YOUR OBJECTIVE: From the records that follow, copy every line in which "first" appears.

-------- DATA TO PROCESS --------

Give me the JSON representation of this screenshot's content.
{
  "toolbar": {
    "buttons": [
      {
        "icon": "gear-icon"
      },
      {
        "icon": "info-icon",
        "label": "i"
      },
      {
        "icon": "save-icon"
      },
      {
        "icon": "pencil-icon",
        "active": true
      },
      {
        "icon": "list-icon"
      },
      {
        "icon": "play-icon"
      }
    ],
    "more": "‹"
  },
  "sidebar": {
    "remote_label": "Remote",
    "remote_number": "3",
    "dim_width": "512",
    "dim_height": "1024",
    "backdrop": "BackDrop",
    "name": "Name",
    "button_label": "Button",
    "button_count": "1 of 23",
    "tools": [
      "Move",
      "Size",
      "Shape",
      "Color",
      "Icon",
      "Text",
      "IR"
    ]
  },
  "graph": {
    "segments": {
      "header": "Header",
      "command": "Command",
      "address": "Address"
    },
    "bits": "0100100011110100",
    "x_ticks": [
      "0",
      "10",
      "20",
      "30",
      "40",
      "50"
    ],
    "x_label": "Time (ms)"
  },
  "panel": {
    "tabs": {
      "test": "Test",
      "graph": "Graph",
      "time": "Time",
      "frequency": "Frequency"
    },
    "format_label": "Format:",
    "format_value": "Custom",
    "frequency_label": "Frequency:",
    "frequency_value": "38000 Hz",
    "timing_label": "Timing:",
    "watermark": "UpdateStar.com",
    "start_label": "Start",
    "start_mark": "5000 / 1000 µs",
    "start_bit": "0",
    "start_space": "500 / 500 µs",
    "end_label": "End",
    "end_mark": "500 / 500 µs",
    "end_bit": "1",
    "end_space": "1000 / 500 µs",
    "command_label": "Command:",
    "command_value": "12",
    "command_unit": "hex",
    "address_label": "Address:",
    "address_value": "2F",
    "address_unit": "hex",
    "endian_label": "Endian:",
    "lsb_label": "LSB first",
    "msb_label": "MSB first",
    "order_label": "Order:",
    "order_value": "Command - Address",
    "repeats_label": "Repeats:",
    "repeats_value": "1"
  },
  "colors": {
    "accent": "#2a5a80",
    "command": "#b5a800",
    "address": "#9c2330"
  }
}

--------

ANSWER TO THE EXERCISE:
    "lsb_label": "LSB first",
    "msb_label": "MSB first",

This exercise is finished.